Interviewers often focus on x86 instruction sets, but I could point out competing instruction sets.
- IBM’s PowerPC and Oracle’s Sparc — were a pair of once-popular instruction sets in HighPerformanceComputing. Even if they are less popular now, the still have a presence.
- AMD64 — instruction set (i.e. x86-64) was created at AMD, as an extension on x86
- IA-64 — instruction set was created at HP then Intel, widely deployed in data centers.
- ARM — If interview is not 100% focused on server-side, then I would point out ARM instruction set is dominant in handheld.
We should not be too distracted by the raw numbers. Most of the positions surveyed are irrelevant to me, like php, html, ruby, objective-C, embedded-C.
- smart search
- subscription API like server push
- streaming API
- sorted collection API — getSortedByCategory(category), getSorted(searchCriteria)
https://www.virtualbox.org/manual/ch01.html#virtintro explains that
Guest OS runs in a virtual machine or “vm”. A “vm”
- usually refers to a container process if it’s “live”
- More often, a vm means a vm-config i.e. a collection of parameters defining a physical container process to-be-started.It’s important to realize (windows host OS as example) a vm is strictly an application with a window, like a browser or shell. As such, this application has it’s own config data saved on disk.
Based on some prior experience, I feel I would not use linux as a desktop.
- Avoid overspending time learning the various “interesting” details
- Avoid overspending time understanding the installation issues
- Avoid overspending $ to buy stuff
Just do the minimum to set up a sandbox and get the coding interview done. The GTD/zbs about linux desktop has zero market value. It doesn’t enhance my skills with “professional linux”, as proven over the years.
I had many problems installing and using linux desktops each time
- ubuntu from XR — this installation was successful but many problems using it.
- oracle virtualbox
Close to 100,000 as of 2018
Designed to be much smaller than dom or sax parsers. now this design goal is carried by the nanoXML/Lite version.
The other version, nanoXML/java is now the standard version.
Q: why is SSCFI expert system model-based? Why is the model central to this expert system?
* according to published data, the largest body of this expert-system’s “knowledge” is about line records, even though the expert-system’s main job is something else ie diagnosis! This is common among real world expert-systems.
* I guess among expert systems, model-based designs form one well-known type. A one-liner introduction is “An expert system based on fundamental knowledge of the design and function of an object.
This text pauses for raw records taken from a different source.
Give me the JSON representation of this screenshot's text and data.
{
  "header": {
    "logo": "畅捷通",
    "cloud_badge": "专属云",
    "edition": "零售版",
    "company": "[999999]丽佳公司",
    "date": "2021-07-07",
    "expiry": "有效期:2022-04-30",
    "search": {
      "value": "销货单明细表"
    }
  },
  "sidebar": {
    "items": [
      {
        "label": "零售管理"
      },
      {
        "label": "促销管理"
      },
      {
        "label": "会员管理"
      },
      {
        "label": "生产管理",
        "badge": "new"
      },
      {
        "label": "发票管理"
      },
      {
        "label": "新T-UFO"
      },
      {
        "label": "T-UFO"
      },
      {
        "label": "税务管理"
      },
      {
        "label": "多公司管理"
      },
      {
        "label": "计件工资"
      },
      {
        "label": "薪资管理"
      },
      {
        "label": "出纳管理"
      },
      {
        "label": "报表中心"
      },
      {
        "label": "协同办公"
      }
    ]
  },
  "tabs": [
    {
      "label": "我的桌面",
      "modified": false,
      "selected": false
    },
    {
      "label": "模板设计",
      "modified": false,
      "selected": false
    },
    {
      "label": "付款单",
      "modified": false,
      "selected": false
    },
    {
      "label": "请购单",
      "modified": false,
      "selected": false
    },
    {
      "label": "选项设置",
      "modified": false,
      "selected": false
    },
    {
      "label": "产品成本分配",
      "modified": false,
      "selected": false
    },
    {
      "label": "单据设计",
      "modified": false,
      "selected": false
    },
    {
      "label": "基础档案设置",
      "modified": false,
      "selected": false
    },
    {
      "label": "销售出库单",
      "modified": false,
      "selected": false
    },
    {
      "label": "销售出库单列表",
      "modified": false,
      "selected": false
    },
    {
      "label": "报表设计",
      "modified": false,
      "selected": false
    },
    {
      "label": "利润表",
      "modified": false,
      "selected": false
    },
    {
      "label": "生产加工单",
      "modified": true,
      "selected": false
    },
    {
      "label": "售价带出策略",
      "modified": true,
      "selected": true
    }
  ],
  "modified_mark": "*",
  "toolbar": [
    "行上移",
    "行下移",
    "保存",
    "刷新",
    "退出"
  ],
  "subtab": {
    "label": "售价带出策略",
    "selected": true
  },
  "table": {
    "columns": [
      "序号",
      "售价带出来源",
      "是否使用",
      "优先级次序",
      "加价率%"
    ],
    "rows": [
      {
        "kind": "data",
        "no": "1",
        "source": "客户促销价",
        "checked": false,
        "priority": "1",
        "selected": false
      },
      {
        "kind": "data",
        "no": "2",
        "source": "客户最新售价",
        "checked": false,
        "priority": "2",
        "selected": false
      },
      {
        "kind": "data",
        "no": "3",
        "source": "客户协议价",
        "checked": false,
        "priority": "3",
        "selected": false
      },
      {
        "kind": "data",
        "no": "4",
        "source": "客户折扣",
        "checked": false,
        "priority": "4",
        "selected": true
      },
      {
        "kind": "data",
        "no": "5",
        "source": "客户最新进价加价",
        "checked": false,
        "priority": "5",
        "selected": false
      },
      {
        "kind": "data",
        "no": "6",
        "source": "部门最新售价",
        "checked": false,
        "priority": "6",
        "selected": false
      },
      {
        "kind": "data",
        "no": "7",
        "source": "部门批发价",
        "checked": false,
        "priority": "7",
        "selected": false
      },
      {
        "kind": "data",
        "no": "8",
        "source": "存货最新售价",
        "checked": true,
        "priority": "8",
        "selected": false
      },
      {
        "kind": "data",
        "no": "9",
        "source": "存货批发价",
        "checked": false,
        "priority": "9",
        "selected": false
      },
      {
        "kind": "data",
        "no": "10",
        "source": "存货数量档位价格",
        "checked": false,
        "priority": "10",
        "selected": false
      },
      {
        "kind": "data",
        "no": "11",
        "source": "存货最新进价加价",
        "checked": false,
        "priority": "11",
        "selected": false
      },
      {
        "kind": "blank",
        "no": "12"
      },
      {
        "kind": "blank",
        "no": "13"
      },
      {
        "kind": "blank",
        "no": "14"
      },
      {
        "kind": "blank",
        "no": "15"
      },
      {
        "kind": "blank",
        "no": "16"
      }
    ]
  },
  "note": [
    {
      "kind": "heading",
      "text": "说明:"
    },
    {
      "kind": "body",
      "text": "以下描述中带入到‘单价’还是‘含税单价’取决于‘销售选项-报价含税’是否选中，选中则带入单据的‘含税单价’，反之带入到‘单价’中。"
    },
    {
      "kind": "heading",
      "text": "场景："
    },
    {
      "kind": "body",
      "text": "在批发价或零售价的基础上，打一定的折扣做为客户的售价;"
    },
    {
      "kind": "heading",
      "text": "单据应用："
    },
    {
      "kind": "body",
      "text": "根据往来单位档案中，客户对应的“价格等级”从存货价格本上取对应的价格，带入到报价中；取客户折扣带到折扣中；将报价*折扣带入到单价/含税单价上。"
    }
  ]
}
Such systems are used to diagnose equipment problems, for example.”
* Circuit models help the system survive and continue to function despite 2 difficulties
1) many line records are unreliable — non-standard
2) many test equipments (used to test circuits) are unreliable — often misconfigured
Most if not all of the arguments below are my hypotheses with limited evidence.
* I feel an intelligent expert system can “reason” and use judgement, just like humans do with an internal model. The more comprehensive the model, the more it can reason and make sense of confusing data.
* I feel Fault-isolation may require the system to keep track of test resutls, to be interpreted in context. Circuit model is part of the context.
* I feel test data are perhaps correlated. The relations can be hard to identify. A model helps. A human tester, too, relies on a circuit model to correclate data.
* I feel Test results have patterns, as experienced human testers know. Perhaps patterns about brands and models, about seasons, about circuit types and designs … These could presumably be incorporated into the circuit model
Most complex software favor strong typing. I feel it’s not all due to ignorance, inertia, corporate politics or the marketing machine. Some brave and sharp technical minds ….
I think large teams need clean and well defined module-to-module interfaces. (module ~= class) A variable (mostly a pointer to a chunk of memory) should have well defined operations for it.
The precision comes with a cost — development time, inflexibility … but large teams usually need more coordination and control. At the heart of it is “identification”.
In the military, hospitals, government, and also large companies, identification is part of everyday life. It provides a foundation to security and coordination.
At the heart of OO modelling — translating real world security policies into system built-in rules. Strong typing = precise type identification.